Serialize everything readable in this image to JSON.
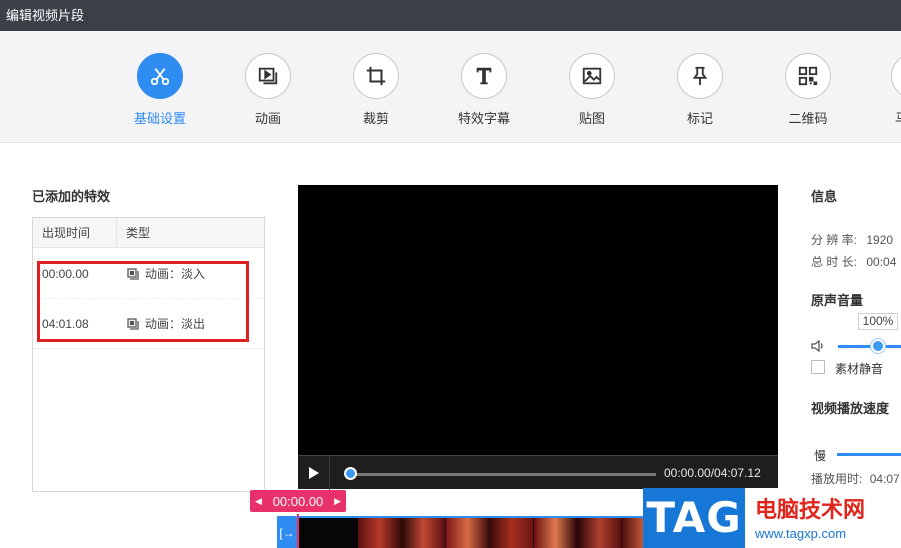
{
  "window": {
    "title": "编辑视频片段"
  },
  "toolbar": {
    "items": [
      {
        "label": "基础设置",
        "icon": "scissors-icon",
        "active": true
      },
      {
        "label": "动画",
        "icon": "animation-icon",
        "active": false
      },
      {
        "label": "裁剪",
        "icon": "crop-icon",
        "active": false
      },
      {
        "label": "特效字幕",
        "icon": "text-icon",
        "active": false
      },
      {
        "label": "贴图",
        "icon": "image-icon",
        "active": false
      },
      {
        "label": "标记",
        "icon": "pin-icon",
        "active": false
      },
      {
        "label": "二维码",
        "icon": "qrcode-icon",
        "active": false
      },
      {
        "label": "马",
        "icon": "mosaic-icon",
        "active": false
      }
    ]
  },
  "effects": {
    "title": "已添加的特效",
    "columns": [
      "出现时间",
      "类型"
    ],
    "rows": [
      {
        "time": "00:00.00",
        "type": "动画：淡入"
      },
      {
        "time": "04:01.08",
        "type": "动画：淡出"
      }
    ]
  },
  "player": {
    "timecode": "00:00.00/04:07.12"
  },
  "timeline": {
    "current_time": "00:00.00"
  },
  "info": {
    "title": "信息",
    "resolution_label": "分 辨 率:",
    "resolution_value": "1920",
    "duration_label": "总 时 长:",
    "duration_value": "00:04",
    "volume_title": "原声音量",
    "volume_value": "100%",
    "mute_label": "素材静音",
    "speed_title": "视频播放速度",
    "speed_slow": "慢",
    "playtime_label": "播放用时:",
    "playtime_value": "04:07"
  },
  "watermark": {
    "logo": "TAG",
    "site_name": "电脑技术网",
    "url": "www.tagxp.com"
  },
  "colors": {
    "accent": "#2f8cf0",
    "titlebar": "#3b3f47",
    "time_flag": "#e8306a",
    "highlight": "#e02020"
  }
}
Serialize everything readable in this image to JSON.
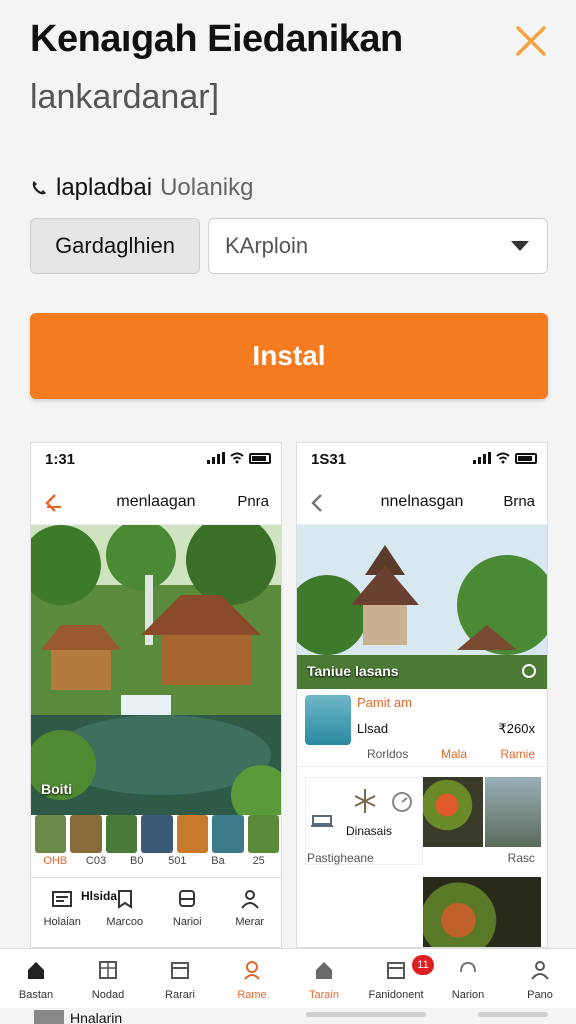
{
  "header": {
    "title": "Kenaıgah Eiedanikan",
    "subtitle": "lankardanar]",
    "close_icon": "close-x-icon",
    "accent": "#f47b20"
  },
  "meta": {
    "icon": "phone-icon",
    "label_bold": "lapladbai",
    "label_gray": "Uolanikg"
  },
  "controls": {
    "tag_button": "Gardaglhien",
    "select_value": "KArploin"
  },
  "install_button": "Instal",
  "phone_left": {
    "time": "1:31",
    "nav_title": "menlaagan",
    "nav_action": "Pnra",
    "hero_label": "Boiti",
    "thumb_captions": [
      "OHB",
      "C03",
      "B0",
      "501",
      "Ba",
      "25"
    ],
    "tabs": [
      "Hlsida",
      "Marcoo",
      "Narioi",
      "Merar"
    ],
    "tab_head": "Holaian"
  },
  "phone_right": {
    "time": "1S31",
    "nav_title": "nnelnasgan",
    "nav_action": "Brna",
    "hero_label": "Taniue lasans",
    "card": {
      "line1": "Pamit am",
      "line2": "Llsad",
      "price": "₹260x",
      "meta_left": "Rorldos",
      "meta_mid": "Mala",
      "meta_right": "Ramie"
    },
    "grid_label": "Dinasais",
    "caption_left": "Pastigheane",
    "caption_right": "Rasc"
  },
  "bottom_nav": {
    "items": [
      "Bastan",
      "Nodad",
      "Rarari",
      "Rame",
      "Tarain",
      "Fanidonent",
      "Narion",
      "Pano"
    ],
    "badge": "11",
    "active_index": 3
  },
  "peek": {
    "text": "Hnalarin"
  }
}
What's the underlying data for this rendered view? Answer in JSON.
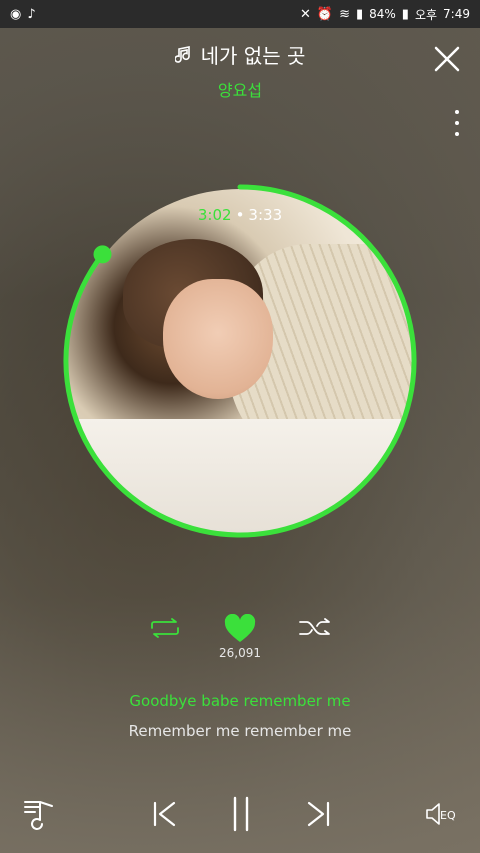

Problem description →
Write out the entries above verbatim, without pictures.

Solution →
Serialize everything readable in this image to JSON.
{
  "window": {
    "title": "编辑视频片段"
  },
  "toolbar": {
    "items": [
      {
        "label": "基础设置",
        "icon": "scissors-icon",
        "active": true
      },
      {
        "label": "动画",
        "icon": "animation-icon",
        "active": false
      },
      {
        "label": "裁剪",
        "icon": "crop-icon",
        "active": false
      },
      {
        "label": "特效字幕",
        "icon": "text-icon",
        "active": false
      },
      {
        "label": "贴图",
        "icon": "image-icon",
        "active": false
      },
      {
        "label": "标记",
        "icon": "pin-icon",
        "active": false
      },
      {
        "label": "二维码",
        "icon": "qrcode-icon",
        "active": false
      },
      {
        "label": "马",
        "icon": "mosaic-icon",
        "active": false
      }
    ]
  },
  "effects": {
    "title": "已添加的特效",
    "columns": [
      "出现时间",
      "类型"
    ],
    "rows": [
      {
        "time": "00:00.00",
        "type": "动画：淡入"
      },
      {
        "time": "04:01.08",
        "type": "动画：淡出"
      }
    ]
  },
  "player": {
    "timecode": "00:00.00/04:07.12"
  },
  "timeline": {
    "current_time": "00:00.00"
  },
  "info": {
    "title": "信息",
    "resolution_label": "分 辨 率:",
    "resolution_value": "1920",
    "duration_label": "总 时 长:",
    "duration_value": "00:04",
    "volume_title": "原声音量",
    "volume_value": "100%",
    "mute_label": "素材静音",
    "speed_title": "视频播放速度",
    "speed_slow": "慢",
    "playtime_label": "播放用时:",
    "playtime_value": "04:07"
  },
  "watermark": {
    "logo": "TAG",
    "site_name": "电脑技术网",
    "url": "www.tagxp.com"
  },
  "colors": {
    "accent": "#2f8cf0",
    "titlebar": "#3b3f47",
    "time_flag": "#e8306a",
    "highlight": "#e02020"
  }
}
Serialize everything readable in this image to JSON.
{
  "header": {
    "title": "Kenaıgah Eiedanikan",
    "subtitle": "lankardanar]",
    "close_icon": "close-x-icon",
    "accent": "#f47b20"
  },
  "meta": {
    "icon": "phone-icon",
    "label_bold": "lapladbai",
    "label_gray": "Uolanikg"
  },
  "controls": {
    "tag_button": "Gardaglhien",
    "select_value": "KArploin"
  },
  "install_button": "Instal",
  "phone_left": {
    "time": "1:31",
    "nav_title": "menlaagan",
    "nav_action": "Pnra",
    "hero_label": "Boiti",
    "thumb_captions": [
      "OHB",
      "C03",
      "B0",
      "501",
      "Ba",
      "25"
    ],
    "tabs": [
      "Hlsida",
      "Marcoo",
      "Narioi",
      "Merar"
    ],
    "tab_head": "Holaian"
  },
  "phone_right": {
    "time": "1S31",
    "nav_title": "nnelnasgan",
    "nav_action": "Brna",
    "hero_label": "Taniue lasans",
    "card": {
      "line1": "Pamit am",
      "line2": "Llsad",
      "price": "₹260x",
      "meta_left": "Rorldos",
      "meta_mid": "Mala",
      "meta_right": "Ramie"
    },
    "grid_label": "Dinasais",
    "caption_left": "Pastigheane",
    "caption_right": "Rasc"
  },
  "bottom_nav": {
    "items": [
      "Bastan",
      "Nodad",
      "Rarari",
      "Rame",
      "Tarain",
      "Fanidonent",
      "Narion",
      "Pano"
    ],
    "badge": "11",
    "active_index": 3
  },
  "peek": {
    "text": "Hnalarin"
  }
}
What's the underlying data for this rendered view? Answer in JSON.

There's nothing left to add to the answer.